→ **Requirement**
The entries follow. Print each one exactly.

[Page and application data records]
___
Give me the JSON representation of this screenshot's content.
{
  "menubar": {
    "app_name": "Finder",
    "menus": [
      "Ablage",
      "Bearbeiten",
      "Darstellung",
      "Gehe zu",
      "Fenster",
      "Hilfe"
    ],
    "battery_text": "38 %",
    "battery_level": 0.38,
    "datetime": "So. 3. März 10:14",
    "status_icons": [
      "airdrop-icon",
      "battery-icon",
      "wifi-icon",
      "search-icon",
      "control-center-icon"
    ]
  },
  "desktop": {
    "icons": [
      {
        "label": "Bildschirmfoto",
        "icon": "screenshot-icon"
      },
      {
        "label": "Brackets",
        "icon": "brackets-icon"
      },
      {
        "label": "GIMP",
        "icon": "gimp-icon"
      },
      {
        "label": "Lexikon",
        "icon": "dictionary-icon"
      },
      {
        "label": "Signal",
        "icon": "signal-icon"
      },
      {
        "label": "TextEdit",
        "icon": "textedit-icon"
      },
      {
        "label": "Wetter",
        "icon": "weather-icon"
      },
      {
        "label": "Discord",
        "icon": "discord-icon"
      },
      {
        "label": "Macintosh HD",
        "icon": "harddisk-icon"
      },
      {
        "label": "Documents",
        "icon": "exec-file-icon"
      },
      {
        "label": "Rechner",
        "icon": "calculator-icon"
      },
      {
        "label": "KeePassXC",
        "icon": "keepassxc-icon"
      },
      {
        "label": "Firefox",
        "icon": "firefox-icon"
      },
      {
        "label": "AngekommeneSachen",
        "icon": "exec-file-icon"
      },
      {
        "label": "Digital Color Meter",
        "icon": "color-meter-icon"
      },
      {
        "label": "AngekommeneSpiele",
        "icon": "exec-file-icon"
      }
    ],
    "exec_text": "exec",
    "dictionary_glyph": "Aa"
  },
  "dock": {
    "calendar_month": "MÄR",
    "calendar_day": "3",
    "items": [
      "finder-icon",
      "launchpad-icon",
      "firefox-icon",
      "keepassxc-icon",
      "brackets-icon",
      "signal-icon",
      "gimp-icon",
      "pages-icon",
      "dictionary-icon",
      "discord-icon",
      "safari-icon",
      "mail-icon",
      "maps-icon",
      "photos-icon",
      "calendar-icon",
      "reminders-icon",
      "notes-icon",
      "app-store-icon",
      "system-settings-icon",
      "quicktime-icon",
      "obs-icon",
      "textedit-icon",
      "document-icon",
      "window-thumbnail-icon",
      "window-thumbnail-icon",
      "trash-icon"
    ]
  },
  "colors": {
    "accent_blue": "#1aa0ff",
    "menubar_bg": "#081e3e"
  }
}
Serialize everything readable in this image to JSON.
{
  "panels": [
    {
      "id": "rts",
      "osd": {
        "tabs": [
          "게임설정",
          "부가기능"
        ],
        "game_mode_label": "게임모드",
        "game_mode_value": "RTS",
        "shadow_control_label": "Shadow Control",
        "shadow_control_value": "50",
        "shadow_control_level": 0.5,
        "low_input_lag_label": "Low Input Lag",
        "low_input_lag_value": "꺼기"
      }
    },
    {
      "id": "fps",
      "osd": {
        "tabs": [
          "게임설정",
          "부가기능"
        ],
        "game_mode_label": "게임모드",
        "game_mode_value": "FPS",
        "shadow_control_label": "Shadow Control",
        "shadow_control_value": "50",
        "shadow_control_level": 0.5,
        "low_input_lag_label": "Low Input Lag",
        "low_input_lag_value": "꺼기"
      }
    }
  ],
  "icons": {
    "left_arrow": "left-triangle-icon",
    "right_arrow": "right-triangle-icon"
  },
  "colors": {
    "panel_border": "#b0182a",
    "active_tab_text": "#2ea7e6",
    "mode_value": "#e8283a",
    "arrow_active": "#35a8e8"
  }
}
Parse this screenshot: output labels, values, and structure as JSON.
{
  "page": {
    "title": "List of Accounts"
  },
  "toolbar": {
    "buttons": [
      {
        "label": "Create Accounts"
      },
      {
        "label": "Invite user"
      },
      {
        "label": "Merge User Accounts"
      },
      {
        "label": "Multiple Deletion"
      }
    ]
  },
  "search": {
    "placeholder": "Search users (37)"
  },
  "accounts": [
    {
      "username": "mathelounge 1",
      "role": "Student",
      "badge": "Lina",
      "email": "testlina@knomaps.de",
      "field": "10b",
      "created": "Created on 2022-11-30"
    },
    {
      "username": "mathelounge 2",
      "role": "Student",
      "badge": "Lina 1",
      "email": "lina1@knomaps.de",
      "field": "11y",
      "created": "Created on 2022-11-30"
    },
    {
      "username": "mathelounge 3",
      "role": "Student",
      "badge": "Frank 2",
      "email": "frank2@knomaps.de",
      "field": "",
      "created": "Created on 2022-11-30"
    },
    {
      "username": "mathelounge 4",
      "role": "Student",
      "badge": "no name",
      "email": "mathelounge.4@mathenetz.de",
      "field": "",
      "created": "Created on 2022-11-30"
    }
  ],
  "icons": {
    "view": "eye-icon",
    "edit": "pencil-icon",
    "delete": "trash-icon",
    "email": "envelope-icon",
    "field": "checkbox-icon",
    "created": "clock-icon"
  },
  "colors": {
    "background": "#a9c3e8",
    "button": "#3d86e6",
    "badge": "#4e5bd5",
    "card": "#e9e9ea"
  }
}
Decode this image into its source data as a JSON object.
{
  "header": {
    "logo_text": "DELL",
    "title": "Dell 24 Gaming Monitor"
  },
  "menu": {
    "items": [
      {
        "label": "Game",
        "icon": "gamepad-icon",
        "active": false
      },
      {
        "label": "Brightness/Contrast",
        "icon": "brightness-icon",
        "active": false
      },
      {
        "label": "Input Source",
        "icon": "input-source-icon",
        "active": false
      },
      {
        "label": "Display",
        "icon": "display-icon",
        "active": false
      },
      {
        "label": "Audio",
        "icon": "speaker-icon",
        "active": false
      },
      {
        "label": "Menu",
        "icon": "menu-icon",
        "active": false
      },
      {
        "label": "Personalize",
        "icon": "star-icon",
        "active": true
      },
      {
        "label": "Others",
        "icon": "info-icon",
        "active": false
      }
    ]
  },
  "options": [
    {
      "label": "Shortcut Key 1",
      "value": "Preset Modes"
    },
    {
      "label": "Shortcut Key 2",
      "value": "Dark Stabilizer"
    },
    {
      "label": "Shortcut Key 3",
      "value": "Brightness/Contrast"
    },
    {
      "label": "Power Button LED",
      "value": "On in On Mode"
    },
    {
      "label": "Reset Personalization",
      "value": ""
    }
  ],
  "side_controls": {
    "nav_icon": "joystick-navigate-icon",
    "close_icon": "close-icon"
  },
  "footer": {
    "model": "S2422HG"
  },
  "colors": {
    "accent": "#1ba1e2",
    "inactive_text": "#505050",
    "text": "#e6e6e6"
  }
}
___
→ **Output of the exercise**
Give me the JSON representation of this screenshot's content.
{
  "menubar": {
    "app_name": "Finder",
    "menus": [
      "Ablage",
      "Bearbeiten",
      "Darstellung",
      "Gehe zu",
      "Fenster",
      "Hilfe"
    ],
    "battery_text": "38 %",
    "battery_level": 0.38,
    "datetime": "So. 3. März 10:14",
    "status_icons": [
      "airdrop-icon",
      "battery-icon",
      "wifi-icon",
      "search-icon",
      "control-center-icon"
    ]
  },
  "desktop": {
    "icons": [
      {
        "label": "Bildschirmfoto",
        "icon": "screenshot-icon"
      },
      {
        "label": "Brackets",
        "icon": "brackets-icon"
      },
      {
        "label": "GIMP",
        "icon": "gimp-icon"
      },
      {
        "label": "Lexikon",
        "icon": "dictionary-icon"
      },
      {
        "label": "Signal",
        "icon": "signal-icon"
      },
      {
        "label": "TextEdit",
        "icon": "textedit-icon"
      },
      {
        "label": "Wetter",
        "icon": "weather-icon"
      },
      {
        "label": "Discord",
        "icon": "discord-icon"
      },
      {
        "label": "Macintosh HD",
        "icon": "harddisk-icon"
      },
      {
        "label": "Documents",
        "icon": "exec-file-icon"
      },
      {
        "label": "Rechner",
        "icon": "calculator-icon"
      },
      {
        "label": "KeePassXC",
        "icon": "keepassxc-icon"
      },
      {
        "label": "Firefox",
        "icon": "firefox-icon"
      },
      {
        "label": "AngekommeneSachen",
        "icon": "exec-file-icon"
      },
      {
        "label": "Digital Color Meter",
        "icon": "color-meter-icon"
      },
      {
        "label": "AngekommeneSpiele",
        "icon": "exec-file-icon"
      }
    ],
    "exec_text": "exec",
    "dictionary_glyph": "Aa"
  },
  "dock": {
    "calendar_month": "MÄR",
    "calendar_day": "3",
    "items": [
      "finder-icon",
      "launchpad-icon",
      "firefox-icon",
      "keepassxc-icon",
      "brackets-icon",
      "signal-icon",
      "gimp-icon",
      "pages-icon",
      "dictionary-icon",
      "discord-icon",
      "safari-icon",
      "mail-icon",
      "maps-icon",
      "photos-icon",
      "calendar-icon",
      "reminders-icon",
      "notes-icon",
      "app-store-icon",
      "system-settings-icon",
      "quicktime-icon",
      "obs-icon",
      "textedit-icon",
      "document-icon",
      "window-thumbnail-icon",
      "window-thumbnail-icon",
      "trash-icon"
    ]
  },
  "colors": {
    "accent_blue": "#1aa0ff",
    "menubar_bg": "#081e3e"
  }
}
Serialize everything readable in this image to JSON.
{
  "panels": [
    {
      "id": "rts",
      "osd": {
        "tabs": [
          "게임설정",
          "부가기능"
        ],
        "game_mode_label": "게임모드",
        "game_mode_value": "RTS",
        "shadow_control_label": "Shadow Control",
        "shadow_control_value": "50",
        "shadow_control_level": 0.5,
        "low_input_lag_label": "Low Input Lag",
        "low_input_lag_value": "꺼기"
      }
    },
    {
      "id": "fps",
      "osd": {
        "tabs": [
          "게임설정",
          "부가기능"
        ],
        "game_mode_label": "게임모드",
        "game_mode_value": "FPS",
        "shadow_control_label": "Shadow Control",
        "shadow_control_value": "50",
        "shadow_control_level": 0.5,
        "low_input_lag_label": "Low Input Lag",
        "low_input_lag_value": "꺼기"
      }
    }
  ],
  "icons": {
    "left_arrow": "left-triangle-icon",
    "right_arrow": "right-triangle-icon"
  },
  "colors": {
    "panel_border": "#b0182a",
    "active_tab_text": "#2ea7e6",
    "mode_value": "#e8283a",
    "arrow_active": "#35a8e8"
  }
}
Parse this screenshot: output labels, values, and structure as JSON.
{
  "page": {
    "title": "List of Accounts"
  },
  "toolbar": {
    "buttons": [
      {
        "label": "Create Accounts"
      },
      {
        "label": "Invite user"
      },
      {
        "label": "Merge User Accounts"
      },
      {
        "label": "Multiple Deletion"
      }
    ]
  },
  "search": {
    "placeholder": "Search users (37)"
  },
  "accounts": [
    {
      "username": "mathelounge 1",
      "role": "Student",
      "badge": "Lina",
      "email": "testlina@knomaps.de",
      "field": "10b",
      "created": "Created on 2022-11-30"
    },
    {
      "username": "mathelounge 2",
      "role": "Student",
      "badge": "Lina 1",
      "email": "lina1@knomaps.de",
      "field": "11y",
      "created": "Created on 2022-11-30"
    },
    {
      "username": "mathelounge 3",
      "role": "Student",
      "badge": "Frank 2",
      "email": "frank2@knomaps.de",
      "field": "",
      "created": "Created on 2022-11-30"
    },
    {
      "username": "mathelounge 4",
      "role": "Student",
      "badge": "no name",
      "email": "mathelounge.4@mathenetz.de",
      "field": "",
      "created": "Created on 2022-11-30"
    }
  ],
  "icons": {
    "view": "eye-icon",
    "edit": "pencil-icon",
    "delete": "trash-icon",
    "email": "envelope-icon",
    "field": "checkbox-icon",
    "created": "clock-icon"
  },
  "colors": {
    "background": "#a9c3e8",
    "button": "#3d86e6",
    "badge": "#4e5bd5",
    "card": "#e9e9ea"
  }
}
Decode this image into its source data as a JSON object.
{
  "header": {
    "logo_text": "DELL",
    "title": "Dell 24 Gaming Monitor"
  },
  "menu": {
    "items": [
      {
        "label": "Game",
        "icon": "gamepad-icon",
        "active": false
      },
      {
        "label": "Brightness/Contrast",
        "icon": "brightness-icon",
        "active": false
      },
      {
        "label": "Input Source",
        "icon": "input-source-icon",
        "active": false
      },
      {
        "label": "Display",
        "icon": "display-icon",
        "active": false
      },
      {
        "label": "Audio",
        "icon": "speaker-icon",
        "active": false
      },
      {
        "label": "Menu",
        "icon": "menu-icon",
        "active": false
      },
      {
        "label": "Personalize",
        "icon": "star-icon",
        "active": true
      },
      {
        "label": "Others",
        "icon": "info-icon",
        "active": false
      }
    ]
  },
  "options": [
    {
      "label": "Shortcut Key 1",
      "value": "Preset Modes"
    },
    {
      "label": "Shortcut Key 2",
      "value": "Dark Stabilizer"
    },
    {
      "label": "Shortcut Key 3",
      "value": "Brightness/Contrast"
    },
    {
      "label": "Power Button LED",
      "value": "On in On Mode"
    },
    {
      "label": "Reset Personalization",
      "value": ""
    }
  ],
  "side_controls": {
    "nav_icon": "joystick-navigate-icon",
    "close_icon": "close-icon"
  },
  "footer": {
    "model": "S2422HG"
  },
  "colors": {
    "accent": "#1ba1e2",
    "inactive_text": "#505050",
    "text": "#e6e6e6"
  }
}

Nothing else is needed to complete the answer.